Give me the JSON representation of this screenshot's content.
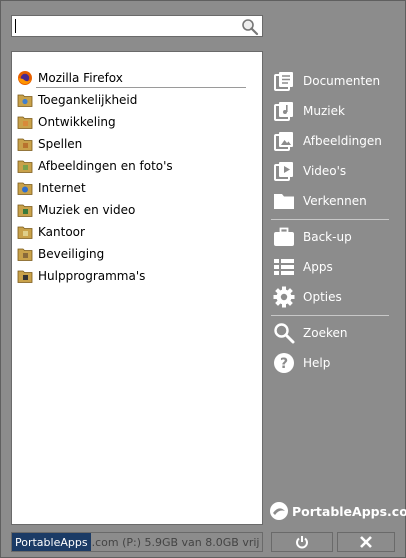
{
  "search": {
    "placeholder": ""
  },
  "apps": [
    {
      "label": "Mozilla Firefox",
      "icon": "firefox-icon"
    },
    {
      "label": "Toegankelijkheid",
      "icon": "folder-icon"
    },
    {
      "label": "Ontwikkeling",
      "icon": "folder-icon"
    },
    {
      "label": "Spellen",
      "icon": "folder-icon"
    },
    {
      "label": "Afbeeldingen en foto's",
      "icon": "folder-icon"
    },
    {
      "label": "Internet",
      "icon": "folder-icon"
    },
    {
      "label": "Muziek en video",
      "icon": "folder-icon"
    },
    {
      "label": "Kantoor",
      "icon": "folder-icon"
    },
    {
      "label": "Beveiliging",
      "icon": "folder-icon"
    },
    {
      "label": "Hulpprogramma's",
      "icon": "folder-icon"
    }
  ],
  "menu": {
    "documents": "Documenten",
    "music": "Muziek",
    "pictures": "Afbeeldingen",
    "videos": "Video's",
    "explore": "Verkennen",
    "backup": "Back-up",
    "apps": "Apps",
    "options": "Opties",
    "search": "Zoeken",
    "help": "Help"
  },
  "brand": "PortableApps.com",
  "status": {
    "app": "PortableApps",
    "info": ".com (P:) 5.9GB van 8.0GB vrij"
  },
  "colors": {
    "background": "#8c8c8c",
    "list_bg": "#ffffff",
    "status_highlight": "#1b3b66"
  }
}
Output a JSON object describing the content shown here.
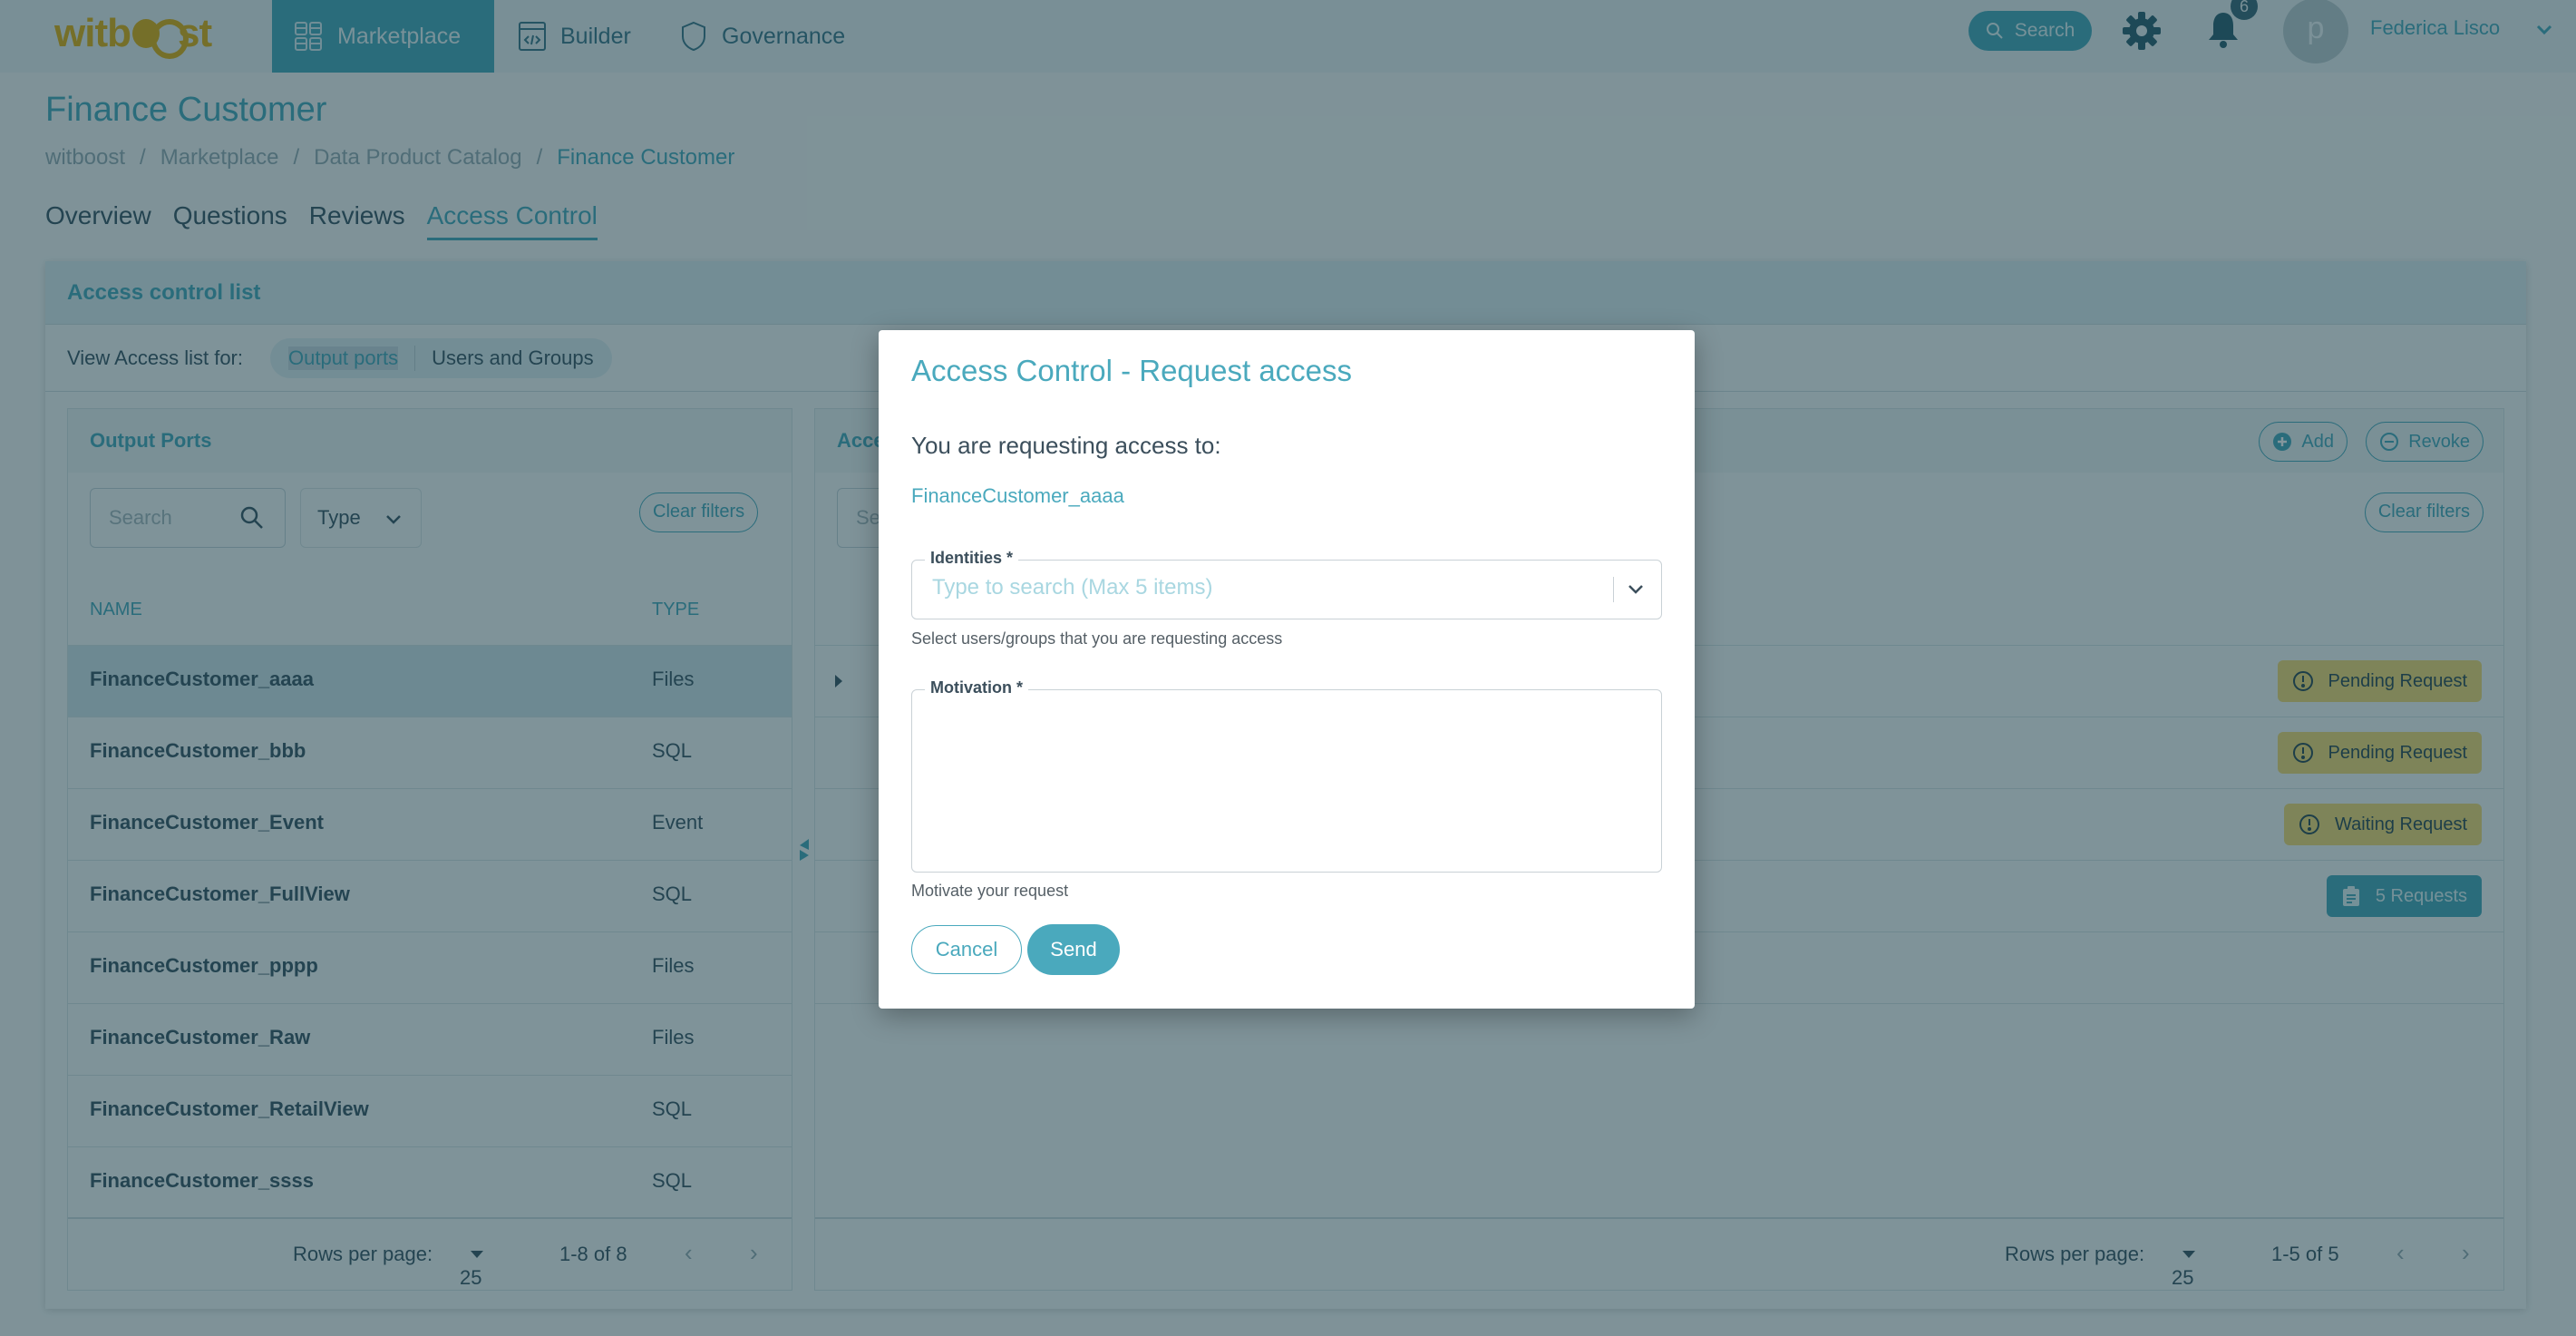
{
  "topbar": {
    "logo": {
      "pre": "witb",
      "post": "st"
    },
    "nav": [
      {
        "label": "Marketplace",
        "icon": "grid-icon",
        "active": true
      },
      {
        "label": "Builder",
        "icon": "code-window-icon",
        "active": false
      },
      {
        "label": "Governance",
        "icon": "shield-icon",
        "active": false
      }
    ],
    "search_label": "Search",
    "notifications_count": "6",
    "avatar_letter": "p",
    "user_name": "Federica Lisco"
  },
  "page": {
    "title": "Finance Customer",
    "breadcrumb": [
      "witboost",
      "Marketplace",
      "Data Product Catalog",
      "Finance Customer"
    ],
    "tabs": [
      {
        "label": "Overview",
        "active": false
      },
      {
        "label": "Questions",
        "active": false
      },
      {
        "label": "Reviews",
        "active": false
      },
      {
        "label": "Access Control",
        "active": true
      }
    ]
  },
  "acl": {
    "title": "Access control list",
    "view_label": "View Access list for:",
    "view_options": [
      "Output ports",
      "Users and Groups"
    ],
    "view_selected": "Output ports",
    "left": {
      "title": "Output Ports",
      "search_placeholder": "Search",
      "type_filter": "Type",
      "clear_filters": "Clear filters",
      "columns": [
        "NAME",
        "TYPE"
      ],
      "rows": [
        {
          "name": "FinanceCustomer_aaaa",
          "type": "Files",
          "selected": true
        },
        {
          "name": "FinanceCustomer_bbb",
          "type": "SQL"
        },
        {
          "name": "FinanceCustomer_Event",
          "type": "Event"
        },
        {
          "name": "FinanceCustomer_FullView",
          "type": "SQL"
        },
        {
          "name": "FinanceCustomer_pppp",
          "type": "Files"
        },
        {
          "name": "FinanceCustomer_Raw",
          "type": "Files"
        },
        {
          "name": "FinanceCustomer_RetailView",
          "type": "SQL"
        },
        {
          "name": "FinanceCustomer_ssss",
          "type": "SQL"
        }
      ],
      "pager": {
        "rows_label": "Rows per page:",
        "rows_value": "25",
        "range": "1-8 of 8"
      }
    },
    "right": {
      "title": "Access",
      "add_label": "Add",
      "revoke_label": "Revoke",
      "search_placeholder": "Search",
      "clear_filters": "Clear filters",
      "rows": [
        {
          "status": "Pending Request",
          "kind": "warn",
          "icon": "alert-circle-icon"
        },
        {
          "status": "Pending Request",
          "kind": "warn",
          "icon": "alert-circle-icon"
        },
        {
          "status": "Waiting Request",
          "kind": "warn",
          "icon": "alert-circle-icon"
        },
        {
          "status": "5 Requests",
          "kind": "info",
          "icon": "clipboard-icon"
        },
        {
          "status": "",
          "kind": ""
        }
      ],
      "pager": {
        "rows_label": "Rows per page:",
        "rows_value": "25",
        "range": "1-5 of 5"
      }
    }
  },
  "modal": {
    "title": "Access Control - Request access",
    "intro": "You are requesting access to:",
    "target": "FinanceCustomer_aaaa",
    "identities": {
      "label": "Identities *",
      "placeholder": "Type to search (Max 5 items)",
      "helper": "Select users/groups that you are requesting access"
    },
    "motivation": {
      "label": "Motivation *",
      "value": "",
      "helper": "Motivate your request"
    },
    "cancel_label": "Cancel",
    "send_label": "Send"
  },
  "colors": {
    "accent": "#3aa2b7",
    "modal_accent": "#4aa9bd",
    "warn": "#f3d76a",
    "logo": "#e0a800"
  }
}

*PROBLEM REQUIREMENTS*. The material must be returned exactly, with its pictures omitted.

*SOLUTION FOR THIS EXERCISE*.
Give me the JSON representation of this screenshot's content.
{
  "search": {
    "placeholder": ""
  },
  "apps": [
    {
      "label": "Mozilla Firefox",
      "icon": "firefox-icon"
    },
    {
      "label": "Toegankelijkheid",
      "icon": "folder-icon"
    },
    {
      "label": "Ontwikkeling",
      "icon": "folder-icon"
    },
    {
      "label": "Spellen",
      "icon": "folder-icon"
    },
    {
      "label": "Afbeeldingen en foto's",
      "icon": "folder-icon"
    },
    {
      "label": "Internet",
      "icon": "folder-icon"
    },
    {
      "label": "Muziek en video",
      "icon": "folder-icon"
    },
    {
      "label": "Kantoor",
      "icon": "folder-icon"
    },
    {
      "label": "Beveiliging",
      "icon": "folder-icon"
    },
    {
      "label": "Hulpprogramma's",
      "icon": "folder-icon"
    }
  ],
  "menu": {
    "documents": "Documenten",
    "music": "Muziek",
    "pictures": "Afbeeldingen",
    "videos": "Video's",
    "explore": "Verkennen",
    "backup": "Back-up",
    "apps": "Apps",
    "options": "Opties",
    "search": "Zoeken",
    "help": "Help"
  },
  "brand": "PortableApps.com",
  "status": {
    "app": "PortableApps",
    "info": ".com (P:) 5.9GB van 8.0GB vrij"
  },
  "colors": {
    "background": "#8c8c8c",
    "list_bg": "#ffffff",
    "status_highlight": "#1b3b66"
  }
}
Output a JSON object describing the content shown here.
{
  "topbar": {
    "logo": {
      "pre": "witb",
      "post": "st"
    },
    "nav": [
      {
        "label": "Marketplace",
        "icon": "grid-icon",
        "active": true
      },
      {
        "label": "Builder",
        "icon": "code-window-icon",
        "active": false
      },
      {
        "label": "Governance",
        "icon": "shield-icon",
        "active": false
      }
    ],
    "search_label": "Search",
    "notifications_count": "6",
    "avatar_letter": "p",
    "user_name": "Federica Lisco"
  },
  "page": {
    "title": "Finance Customer",
    "breadcrumb": [
      "witboost",
      "Marketplace",
      "Data Product Catalog",
      "Finance Customer"
    ],
    "tabs": [
      {
        "label": "Overview",
        "active": false
      },
      {
        "label": "Questions",
        "active": false
      },
      {
        "label": "Reviews",
        "active": false
      },
      {
        "label": "Access Control",
        "active": true
      }
    ]
  },
  "acl": {
    "title": "Access control list",
    "view_label": "View Access list for:",
    "view_options": [
      "Output ports",
      "Users and Groups"
    ],
    "view_selected": "Output ports",
    "left": {
      "title": "Output Ports",
      "search_placeholder": "Search",
      "type_filter": "Type",
      "clear_filters": "Clear filters",
      "columns": [
        "NAME",
        "TYPE"
      ],
      "rows": [
        {
          "name": "FinanceCustomer_aaaa",
          "type": "Files",
          "selected": true
        },
        {
          "name": "FinanceCustomer_bbb",
          "type": "SQL"
        },
        {
          "name": "FinanceCustomer_Event",
          "type": "Event"
        },
        {
          "name": "FinanceCustomer_FullView",
          "type": "SQL"
        },
        {
          "name": "FinanceCustomer_pppp",
          "type": "Files"
        },
        {
          "name": "FinanceCustomer_Raw",
          "type": "Files"
        },
        {
          "name": "FinanceCustomer_RetailView",
          "type": "SQL"
        },
        {
          "name": "FinanceCustomer_ssss",
          "type": "SQL"
        }
      ],
      "pager": {
        "rows_label": "Rows per page:",
        "rows_value": "25",
        "range": "1-8 of 8"
      }
    },
    "right": {
      "title": "Access",
      "add_label": "Add",
      "revoke_label": "Revoke",
      "search_placeholder": "Search",
      "clear_filters": "Clear filters",
      "rows": [
        {
          "status": "Pending Request",
          "kind": "warn",
          "icon": "alert-circle-icon"
        },
        {
          "status": "Pending Request",
          "kind": "warn",
          "icon": "alert-circle-icon"
        },
        {
          "status": "Waiting Request",
          "kind": "warn",
          "icon": "alert-circle-icon"
        },
        {
          "status": "5 Requests",
          "kind": "info",
          "icon": "clipboard-icon"
        },
        {
          "status": "",
          "kind": ""
        }
      ],
      "pager": {
        "rows_label": "Rows per page:",
        "rows_value": "25",
        "range": "1-5 of 5"
      }
    }
  },
  "modal": {
    "title": "Access Control - Request access",
    "intro": "You are requesting access to:",
    "target": "FinanceCustomer_aaaa",
    "identities": {
      "label": "Identities *",
      "placeholder": "Type to search (Max 5 items)",
      "helper": "Select users/groups that you are requesting access"
    },
    "motivation": {
      "label": "Motivation *",
      "value": "",
      "helper": "Motivate your request"
    },
    "cancel_label": "Cancel",
    "send_label": "Send"
  },
  "colors": {
    "accent": "#3aa2b7",
    "modal_accent": "#4aa9bd",
    "warn": "#f3d76a",
    "logo": "#e0a800"
  }
}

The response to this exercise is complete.